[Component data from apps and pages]

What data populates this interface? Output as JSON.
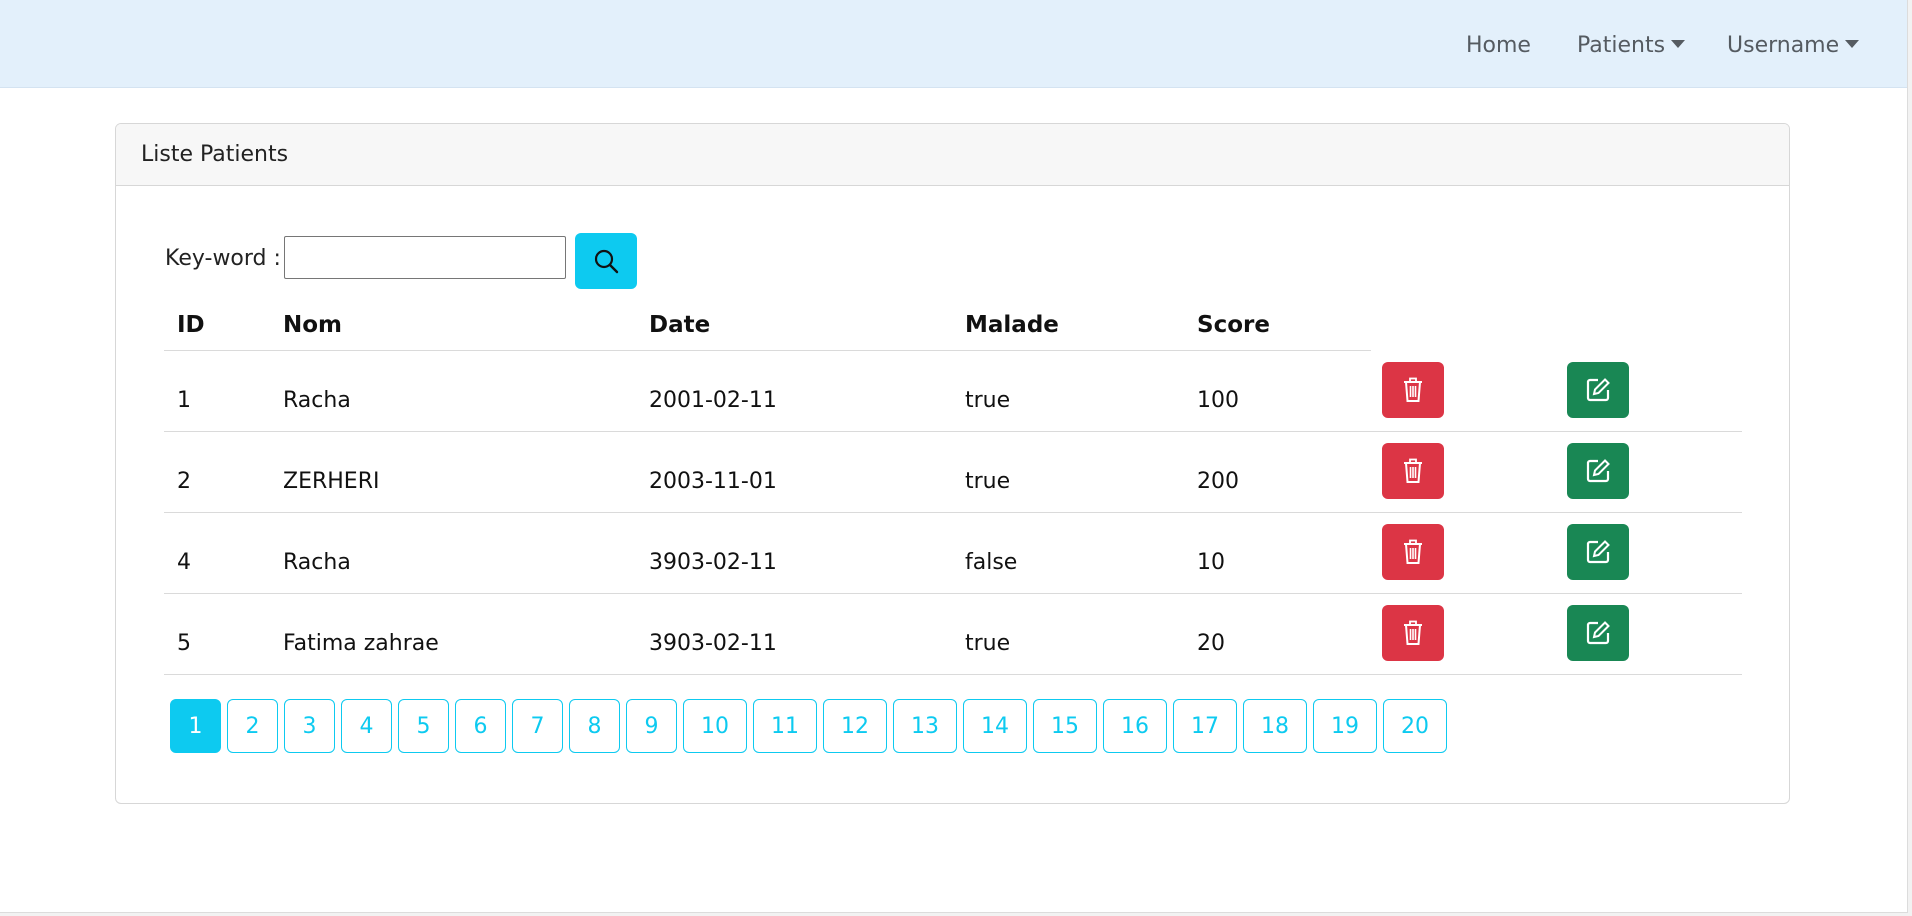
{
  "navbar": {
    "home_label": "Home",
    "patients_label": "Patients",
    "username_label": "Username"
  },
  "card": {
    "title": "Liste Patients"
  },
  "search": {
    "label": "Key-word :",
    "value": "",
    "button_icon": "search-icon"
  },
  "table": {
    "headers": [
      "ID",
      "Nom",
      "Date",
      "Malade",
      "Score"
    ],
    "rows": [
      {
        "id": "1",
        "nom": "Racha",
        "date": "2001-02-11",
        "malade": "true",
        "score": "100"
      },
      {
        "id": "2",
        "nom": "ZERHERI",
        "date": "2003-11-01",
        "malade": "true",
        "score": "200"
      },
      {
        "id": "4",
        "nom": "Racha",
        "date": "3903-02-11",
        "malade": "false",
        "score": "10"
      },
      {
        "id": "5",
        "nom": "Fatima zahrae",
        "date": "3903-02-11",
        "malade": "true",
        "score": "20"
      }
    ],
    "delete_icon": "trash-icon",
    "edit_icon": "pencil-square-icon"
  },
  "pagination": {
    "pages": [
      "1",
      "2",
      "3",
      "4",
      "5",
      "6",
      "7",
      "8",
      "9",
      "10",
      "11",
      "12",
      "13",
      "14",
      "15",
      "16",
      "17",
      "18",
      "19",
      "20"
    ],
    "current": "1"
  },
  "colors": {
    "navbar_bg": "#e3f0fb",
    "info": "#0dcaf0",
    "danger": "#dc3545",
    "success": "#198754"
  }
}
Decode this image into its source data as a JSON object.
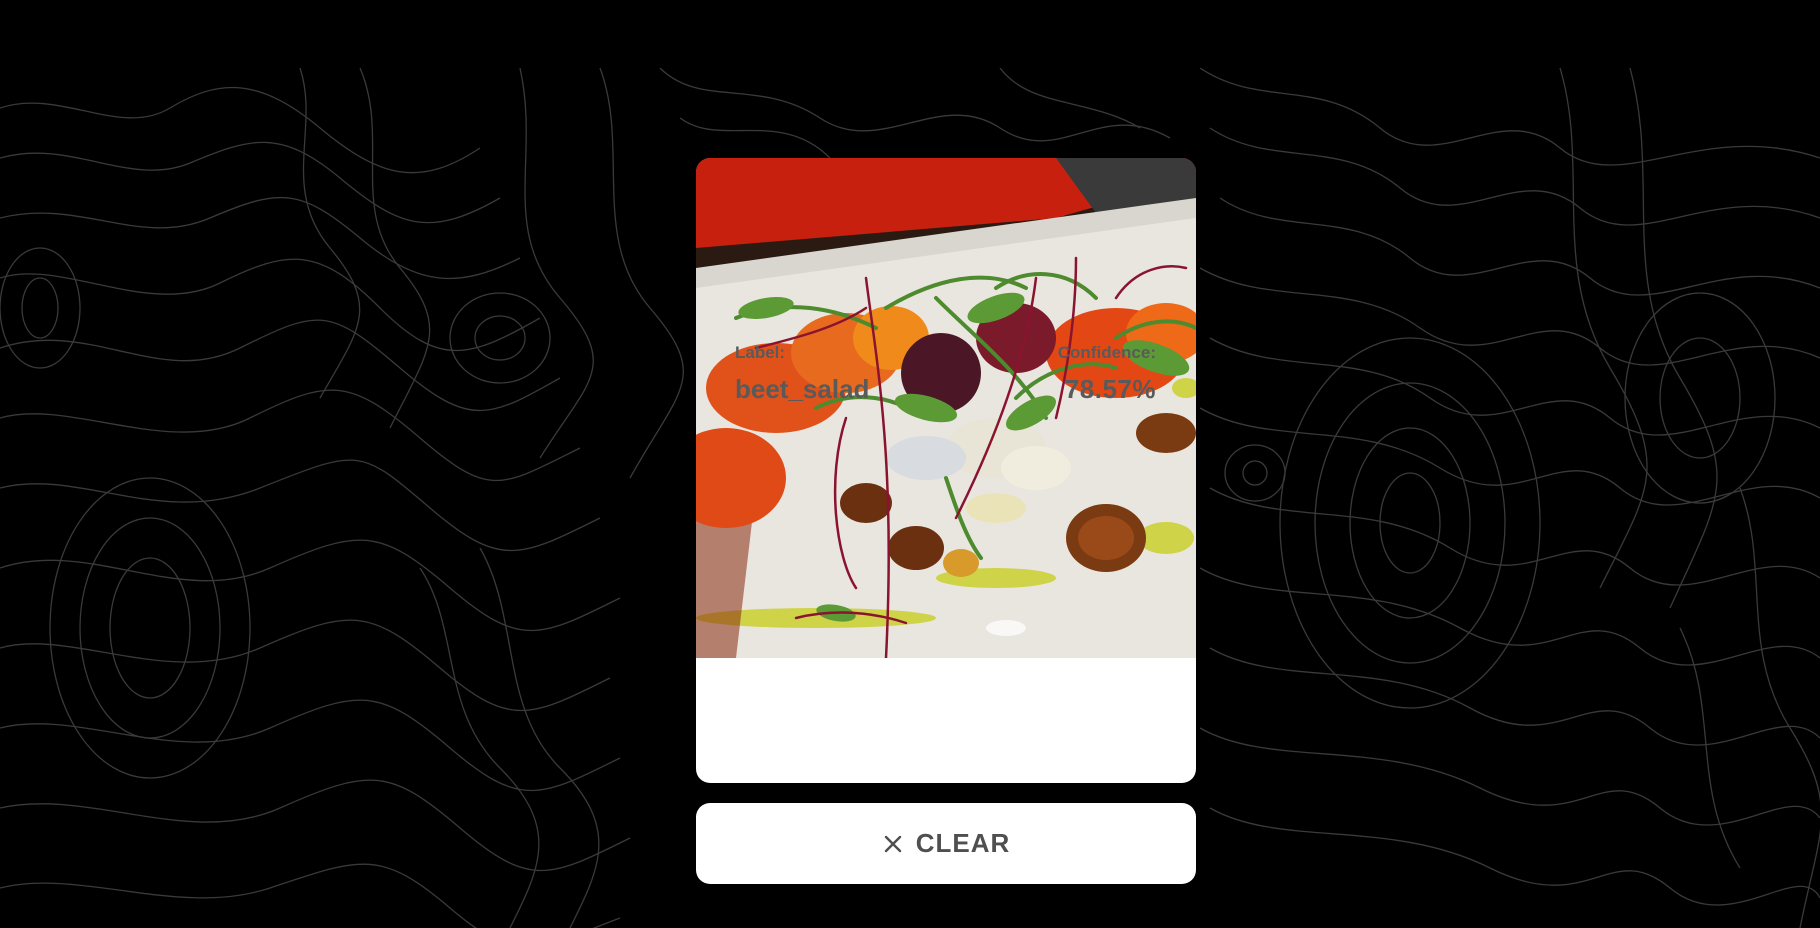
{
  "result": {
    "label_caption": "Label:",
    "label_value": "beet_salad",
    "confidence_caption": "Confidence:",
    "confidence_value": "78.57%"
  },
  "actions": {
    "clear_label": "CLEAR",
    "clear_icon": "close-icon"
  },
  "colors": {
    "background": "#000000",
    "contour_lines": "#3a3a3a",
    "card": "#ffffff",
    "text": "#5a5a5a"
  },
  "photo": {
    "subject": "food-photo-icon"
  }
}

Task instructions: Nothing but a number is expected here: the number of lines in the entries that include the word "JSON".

Written reply: 2